The Space Junk Project is an artistic attempt to draw attention to one of the problems raised by the growing impact of our new human-dominated geological epoch, the so-called Anthropocene. “Space junk”, or space debris, space pollution, indicates all human-made objects left in the Erath’s orbit, such as spacecraft remnants, multi-payload carriers, debris released by old launch vehicles or produced by satellite explosions or collisions. According to recent estimates, it is a vast population of orbital debris ranging from nearly 23,000 large objects (> 10 cm), approximately 500,000 medium-sized particles (from 1 to 10 cm), to over 100 million micro-fragments of 1 mm or smaller. Depending on the altitude, orbital debris below 600 km generally falls to Earth in a few years, at 800 km the decay extends to decades, while above 1,000 km debris will normally remain orbiting the Earth for hundreds years or more. For further reading see https://orbitaldebris.jsc.nasa.gov/
The GEO images are images generated from a distant oblique vantage point to provide a good view of the object population in the geosynchronous region (around 35,785 km altitude). Credit: NASA ODPO.

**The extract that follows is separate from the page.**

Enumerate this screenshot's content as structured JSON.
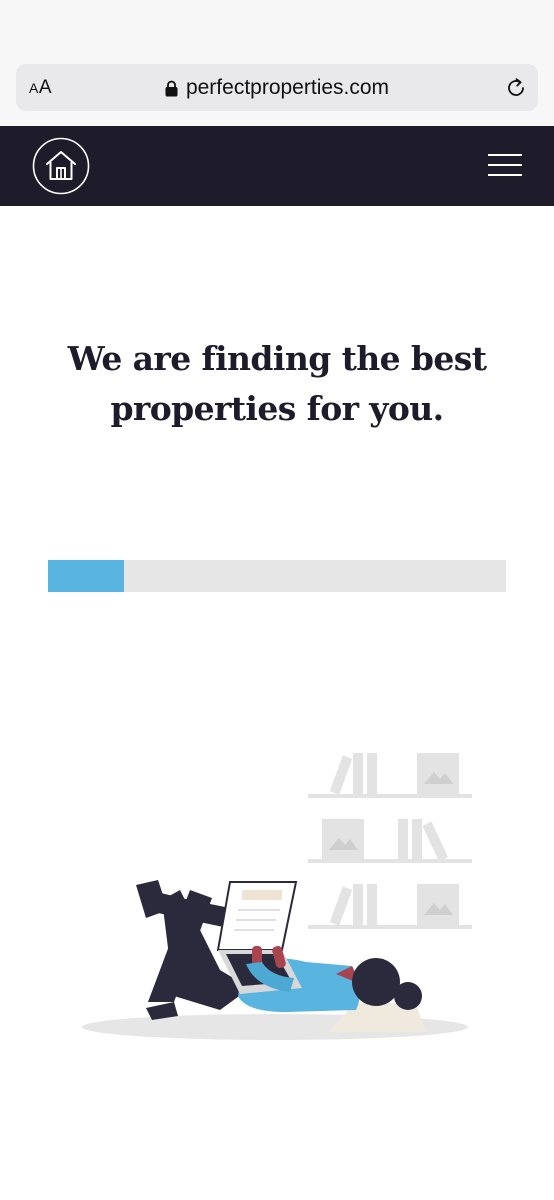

View of an orbital debris hole made in the panel of the Solar Max experiment. Credit: NASA.
The main propellant tank of the second stage of a Delta 2 launch vehicle which landed near Georgetown, TX, on 22 January 1997. Credit: NASA ODPO.
On 21 January 2001, a Delta 2 third stage, known as a PAM-D (Payload Assist Module - Delta), reentered the atmosphere over the Middle East. The titanium motor casing of the PAM-D, weighing about 70 kg, landed in Saudi Arabia about 240 km from the capital of Riyadh. Credit: Space Research Institute, King Abdulaziz City for Science and Technology, Riyadh, Saudi Arabia.
Orbital debris found in California.